(Stored records)
>>>

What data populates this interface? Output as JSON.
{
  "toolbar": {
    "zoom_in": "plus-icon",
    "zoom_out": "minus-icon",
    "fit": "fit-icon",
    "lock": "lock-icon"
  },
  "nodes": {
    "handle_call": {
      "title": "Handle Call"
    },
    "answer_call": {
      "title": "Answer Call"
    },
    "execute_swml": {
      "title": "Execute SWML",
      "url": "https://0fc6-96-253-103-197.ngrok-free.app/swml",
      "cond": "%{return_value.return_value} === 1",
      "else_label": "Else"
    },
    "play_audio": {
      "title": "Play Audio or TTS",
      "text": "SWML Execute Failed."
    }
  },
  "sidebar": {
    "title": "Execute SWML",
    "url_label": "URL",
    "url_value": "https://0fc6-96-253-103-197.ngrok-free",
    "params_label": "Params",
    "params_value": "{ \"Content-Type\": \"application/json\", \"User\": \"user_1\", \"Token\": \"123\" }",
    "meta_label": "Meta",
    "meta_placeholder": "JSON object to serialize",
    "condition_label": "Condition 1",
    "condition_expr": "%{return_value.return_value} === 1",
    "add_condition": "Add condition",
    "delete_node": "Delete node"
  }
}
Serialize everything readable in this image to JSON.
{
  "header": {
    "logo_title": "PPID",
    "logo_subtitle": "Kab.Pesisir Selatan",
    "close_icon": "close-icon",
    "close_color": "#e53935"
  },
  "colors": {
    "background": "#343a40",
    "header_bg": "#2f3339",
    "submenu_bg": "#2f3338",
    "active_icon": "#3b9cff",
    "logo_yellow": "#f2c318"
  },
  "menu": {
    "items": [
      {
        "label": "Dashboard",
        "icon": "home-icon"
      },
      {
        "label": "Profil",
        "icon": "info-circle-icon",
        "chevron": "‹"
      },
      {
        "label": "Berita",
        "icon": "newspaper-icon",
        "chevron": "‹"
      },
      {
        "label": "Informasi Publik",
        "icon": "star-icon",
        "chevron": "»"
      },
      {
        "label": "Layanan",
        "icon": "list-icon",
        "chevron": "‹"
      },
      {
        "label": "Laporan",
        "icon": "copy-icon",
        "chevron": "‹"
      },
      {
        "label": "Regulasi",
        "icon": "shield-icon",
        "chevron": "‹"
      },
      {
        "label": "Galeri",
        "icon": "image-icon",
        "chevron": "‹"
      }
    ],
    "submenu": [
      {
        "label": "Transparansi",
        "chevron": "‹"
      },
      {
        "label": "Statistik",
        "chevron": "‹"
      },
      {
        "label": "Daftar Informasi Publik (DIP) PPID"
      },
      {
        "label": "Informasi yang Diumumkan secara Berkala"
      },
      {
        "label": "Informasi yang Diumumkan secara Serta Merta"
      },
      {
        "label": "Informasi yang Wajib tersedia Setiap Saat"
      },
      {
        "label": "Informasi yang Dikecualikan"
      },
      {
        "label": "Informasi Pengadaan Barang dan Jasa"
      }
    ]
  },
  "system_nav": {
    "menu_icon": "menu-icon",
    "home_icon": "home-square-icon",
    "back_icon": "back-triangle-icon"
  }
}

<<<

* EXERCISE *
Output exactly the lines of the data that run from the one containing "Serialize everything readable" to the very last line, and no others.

* ANSWER TO THIS EXERCISE *
Serialize everything readable in this image to JSON.
{
  "header": {
    "logo_title": "PPID",
    "logo_subtitle": "Kab.Pesisir Selatan",
    "close_icon": "close-icon",
    "close_color": "#e53935"
  },
  "colors": {
    "background": "#343a40",
    "header_bg": "#2f3339",
    "submenu_bg": "#2f3338",
    "active_icon": "#3b9cff",
    "logo_yellow": "#f2c318"
  },
  "menu": {
    "items": [
      {
        "label": "Dashboard",
        "icon": "home-icon"
      },
      {
        "label": "Profil",
        "icon": "info-circle-icon",
        "chevron": "‹"
      },
      {
        "label": "Berita",
        "icon": "newspaper-icon",
        "chevron": "‹"
      },
      {
        "label": "Informasi Publik",
        "icon": "star-icon",
        "chevron": "»"
      },
      {
        "label": "Layanan",
        "icon": "list-icon",
        "chevron": "‹"
      },
      {
        "label": "Laporan",
        "icon": "copy-icon",
        "chevron": "‹"
      },
      {
        "label": "Regulasi",
        "icon": "shield-icon",
        "chevron": "‹"
      },
      {
        "label": "Galeri",
        "icon": "image-icon",
        "chevron": "‹"
      }
    ],
    "submenu": [
      {
        "label": "Transparansi",
        "chevron": "‹"
      },
      {
        "label": "Statistik",
        "chevron": "‹"
      },
      {
        "label": "Daftar Informasi Publik (DIP) PPID"
      },
      {
        "label": "Informasi yang Diumumkan secara Berkala"
      },
      {
        "label": "Informasi yang Diumumkan secara Serta Merta"
      },
      {
        "label": "Informasi yang Wajib tersedia Setiap Saat"
      },
      {
        "label": "Informasi yang Dikecualikan"
      },
      {
        "label": "Informasi Pengadaan Barang dan Jasa"
      }
    ]
  },
  "system_nav": {
    "menu_icon": "menu-icon",
    "home_icon": "home-square-icon",
    "back_icon": "back-triangle-icon"
  }
}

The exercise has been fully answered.